In 2018, the actions of three different institutions made clear the differences between responses appropriate and less so when your reputation is under siege.
When two dogs on two separate United Airlines flights died, the company accepted responsibility, but was less proactive in defending its reputation online. The words spoken against the airline on social media were insufficiently countered in this key court of public opinion. Although the right action was taken, damage was still done.
Even more chaotically managed were the responses from by President Trump’s team when the Oval Office was hit on a near daily basis by news reports critical of off-colour tweets and statements supposedly untrue that were issued from the White House, creating a slow-burning crisis. The presidency would have more robustly defended by having key staffers on-message in the first place, and more contrite less arrogant when allegations emerge.
A much smoother, crisis-fighting PR move was exemplified by Howard Schutz, chairman of Starbucks, when two black men sitting in a branch of the coffee shop waiting for a friend were arrested at the instigation of staffers. The forward-thinking businessman said, “We’re better than this,” and closed over 8,000 Starbucks stores for a day, incurring significant economic losses, so some 175,000 employees could attend racial sensitivity workshops.

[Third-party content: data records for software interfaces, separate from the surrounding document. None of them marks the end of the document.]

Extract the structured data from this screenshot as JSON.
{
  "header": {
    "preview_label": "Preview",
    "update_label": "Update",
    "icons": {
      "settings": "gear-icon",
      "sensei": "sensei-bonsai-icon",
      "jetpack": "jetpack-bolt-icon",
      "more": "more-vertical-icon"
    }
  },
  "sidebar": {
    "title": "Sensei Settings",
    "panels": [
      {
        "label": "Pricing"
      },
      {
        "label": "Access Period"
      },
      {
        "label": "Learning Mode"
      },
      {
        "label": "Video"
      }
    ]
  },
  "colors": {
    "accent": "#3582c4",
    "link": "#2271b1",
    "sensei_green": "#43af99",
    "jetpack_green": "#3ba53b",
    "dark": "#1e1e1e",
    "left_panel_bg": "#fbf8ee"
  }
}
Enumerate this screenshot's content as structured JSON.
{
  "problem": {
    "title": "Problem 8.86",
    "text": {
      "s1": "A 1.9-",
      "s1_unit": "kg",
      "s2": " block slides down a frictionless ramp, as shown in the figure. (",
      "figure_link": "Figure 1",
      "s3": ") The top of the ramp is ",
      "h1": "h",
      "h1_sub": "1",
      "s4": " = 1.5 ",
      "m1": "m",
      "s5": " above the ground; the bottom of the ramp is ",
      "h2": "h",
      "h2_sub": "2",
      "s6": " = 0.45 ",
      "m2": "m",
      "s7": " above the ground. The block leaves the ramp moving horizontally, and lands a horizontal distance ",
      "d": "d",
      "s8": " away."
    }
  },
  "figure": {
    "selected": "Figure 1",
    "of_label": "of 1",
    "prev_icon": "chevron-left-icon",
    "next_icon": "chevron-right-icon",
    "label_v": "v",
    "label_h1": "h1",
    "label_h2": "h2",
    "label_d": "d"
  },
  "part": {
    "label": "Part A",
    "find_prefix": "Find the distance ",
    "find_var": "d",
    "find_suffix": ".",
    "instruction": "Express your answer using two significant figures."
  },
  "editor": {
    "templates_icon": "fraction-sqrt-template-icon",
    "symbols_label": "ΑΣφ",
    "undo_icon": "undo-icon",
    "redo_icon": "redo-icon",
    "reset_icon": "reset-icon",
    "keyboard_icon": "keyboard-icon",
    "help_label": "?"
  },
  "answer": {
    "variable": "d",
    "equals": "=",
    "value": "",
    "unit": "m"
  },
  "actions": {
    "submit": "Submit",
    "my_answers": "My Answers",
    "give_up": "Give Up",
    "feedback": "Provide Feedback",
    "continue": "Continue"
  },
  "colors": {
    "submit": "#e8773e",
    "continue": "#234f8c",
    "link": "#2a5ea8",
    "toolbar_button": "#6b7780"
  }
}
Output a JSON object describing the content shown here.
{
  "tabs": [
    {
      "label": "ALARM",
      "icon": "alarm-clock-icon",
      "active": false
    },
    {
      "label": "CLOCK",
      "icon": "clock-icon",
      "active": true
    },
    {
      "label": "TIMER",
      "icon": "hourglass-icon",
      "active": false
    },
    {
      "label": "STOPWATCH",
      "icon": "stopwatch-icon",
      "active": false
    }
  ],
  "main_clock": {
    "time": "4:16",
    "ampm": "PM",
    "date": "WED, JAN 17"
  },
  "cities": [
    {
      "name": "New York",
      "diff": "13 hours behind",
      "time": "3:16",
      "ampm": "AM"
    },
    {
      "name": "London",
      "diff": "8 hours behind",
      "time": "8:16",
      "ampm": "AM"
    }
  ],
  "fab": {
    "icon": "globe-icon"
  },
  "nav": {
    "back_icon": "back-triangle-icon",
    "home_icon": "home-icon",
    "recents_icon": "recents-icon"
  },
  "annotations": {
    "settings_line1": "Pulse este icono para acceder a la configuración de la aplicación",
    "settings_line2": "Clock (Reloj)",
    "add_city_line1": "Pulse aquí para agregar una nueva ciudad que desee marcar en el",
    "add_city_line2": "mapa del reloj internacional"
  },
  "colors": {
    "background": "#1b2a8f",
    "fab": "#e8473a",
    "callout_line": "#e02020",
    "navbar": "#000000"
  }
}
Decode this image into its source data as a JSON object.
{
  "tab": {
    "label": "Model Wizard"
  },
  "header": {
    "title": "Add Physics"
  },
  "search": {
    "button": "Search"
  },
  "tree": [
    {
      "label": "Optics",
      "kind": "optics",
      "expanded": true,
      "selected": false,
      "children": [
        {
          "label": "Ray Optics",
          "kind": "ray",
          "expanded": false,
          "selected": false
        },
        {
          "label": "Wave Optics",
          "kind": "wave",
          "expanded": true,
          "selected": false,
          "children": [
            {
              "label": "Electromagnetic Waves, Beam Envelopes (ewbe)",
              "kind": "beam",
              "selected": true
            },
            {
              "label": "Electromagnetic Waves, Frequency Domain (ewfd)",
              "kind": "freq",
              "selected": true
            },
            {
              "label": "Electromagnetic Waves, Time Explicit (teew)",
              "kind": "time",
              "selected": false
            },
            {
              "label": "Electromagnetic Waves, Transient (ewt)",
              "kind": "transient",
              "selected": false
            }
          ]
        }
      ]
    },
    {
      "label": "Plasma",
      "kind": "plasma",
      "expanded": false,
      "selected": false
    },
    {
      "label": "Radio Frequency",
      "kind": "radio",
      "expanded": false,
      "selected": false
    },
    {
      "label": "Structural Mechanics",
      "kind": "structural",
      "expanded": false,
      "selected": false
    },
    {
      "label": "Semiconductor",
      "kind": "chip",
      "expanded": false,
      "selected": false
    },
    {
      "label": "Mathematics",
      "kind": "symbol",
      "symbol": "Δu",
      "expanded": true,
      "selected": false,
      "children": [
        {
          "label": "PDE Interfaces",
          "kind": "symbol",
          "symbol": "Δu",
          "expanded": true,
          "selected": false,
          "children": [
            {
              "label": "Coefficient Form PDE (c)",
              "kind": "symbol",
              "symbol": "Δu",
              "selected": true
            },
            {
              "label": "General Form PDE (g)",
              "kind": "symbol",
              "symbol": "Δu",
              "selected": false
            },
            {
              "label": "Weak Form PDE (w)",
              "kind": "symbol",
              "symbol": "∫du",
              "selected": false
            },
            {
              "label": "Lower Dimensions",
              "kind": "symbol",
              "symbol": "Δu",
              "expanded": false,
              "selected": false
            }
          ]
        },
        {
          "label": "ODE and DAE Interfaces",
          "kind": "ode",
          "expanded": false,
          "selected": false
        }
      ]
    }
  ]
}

Reputation and integrity trump financial interests – especially during crisis management. Profits may suffer temporarily, but your integrity is priceless and should never be put in jeopardy.
The Human & Digital Communications Agency
Our award-winning communications team blends human interactions & digital engagement seamlessly to produce results for brands.